To distinguish, in patients with Korsakoff syndrome (KS), the structural brain abnormalities shared with alcoholic patients without KS (AL), from those specific to KS.MRI data were collected in 11 alcoholic patients with KS, 34 alcoholic patients without KS, and 25 healthy control subjects (CS). Gray and white matter volumes were compared in the 3 groups using a voxel-based approach.A conjunction analysis indicated a large pattern of shared gray and white matter volume deficits in AL and KS. There were graded effects of volume deficits (KS < AL < CS) in the medial portion of the thalami, hypothalamus (mammillary bodies), left insula, and genu of the corpus callosum. Abnormalities in the left thalamic radiation were observed only in KS.Our results indicate considerable similarities in the pattern of gray and white matter damage in AL and KS. This finding confirms the widespread neurotoxic effect of chronic alcohol consumption. Only a few cerebral regions, including the medial thalami, mammillary bodies, and corpus callosum, were more severely damaged in KS than in AL. The continuum of macrostructural damage from AL to KS is therefore restricted to key brain structures. Longitudinal investigations are required to determine whether alcoholic patients with medial thalamic volumes that are comparable to those of patients with KS are at increased risk of developing KS.

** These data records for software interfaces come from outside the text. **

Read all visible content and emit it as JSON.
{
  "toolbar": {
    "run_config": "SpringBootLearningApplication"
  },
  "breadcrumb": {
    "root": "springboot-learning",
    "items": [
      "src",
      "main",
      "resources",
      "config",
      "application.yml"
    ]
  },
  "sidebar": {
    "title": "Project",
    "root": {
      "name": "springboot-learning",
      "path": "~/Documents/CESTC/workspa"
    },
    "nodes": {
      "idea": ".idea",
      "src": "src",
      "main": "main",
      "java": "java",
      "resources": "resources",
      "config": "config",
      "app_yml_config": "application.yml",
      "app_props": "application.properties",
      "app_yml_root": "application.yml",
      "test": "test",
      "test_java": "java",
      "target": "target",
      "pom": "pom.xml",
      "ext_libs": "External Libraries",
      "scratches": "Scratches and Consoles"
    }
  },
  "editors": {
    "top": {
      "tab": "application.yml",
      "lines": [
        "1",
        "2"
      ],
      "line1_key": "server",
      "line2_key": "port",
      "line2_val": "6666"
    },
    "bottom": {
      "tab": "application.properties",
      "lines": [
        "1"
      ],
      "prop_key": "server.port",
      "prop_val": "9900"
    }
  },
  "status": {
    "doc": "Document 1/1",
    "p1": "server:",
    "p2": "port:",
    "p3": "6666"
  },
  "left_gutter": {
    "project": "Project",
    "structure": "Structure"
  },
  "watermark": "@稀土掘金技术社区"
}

View details for DOI 10.1212/WNL.0b013e318251834e
View details for Web of Science ID 000303324100015
View details for PubMedID 22496200
Alcoholism affects various cognitive processes, including components of memory. Metamemory, though of particular interest for patient treatment, has not yet been extensively investigated. A feeling-of-knowing (FOK) measure of metamemory was administered to 28 alcoholic patients and 28 healthy controls during an episodic memory task including the learning of 20 pairs of items, followed by a 20-minute delayed recall and a recognition task. Prior to recognition, participants rated their ability to recognize each nonrecalled word among 4 items. This episodic FOK measure served to compare predictions of future recognition performance and actual recognition performance. Furthermore, a subjective measure of metamemory, the Metamemory In Adulthood (MIA) questionnaire, was completed by patients and controls. This assessment of alcoholic patients' metamemory profile was accompanied by an evaluation of episodic memory and executive functioning.FOK results revealed deficits in accuracy, with the alcoholic patients providing overestimations. There were also links between FOK inaccuracy, executive decline, and episodic memory impairment in patients. MIA results showed that although alcoholics did display memory difficulties, they did not differ from controls on questions about memory capacity.Chronic alcoholism affects both episodic memory and metamemory for novel information. Patients were relatively unaware of their memory deficits and believed that their memory was as good as that of the healthy controls. The monitoring measure (FOK) and the subjective measure of metamemory (MIA) showed that patients with chronic alcoholism overestimated their memory capacities. Episodic memory deficit and executive dysfunction would explain metamemory decline in this clinical population.
View details for DOI 10.1111/j.1530-0277.2010.01277.x
View details for Web of Science ID 000283594000008
View details for PubMedID 20735374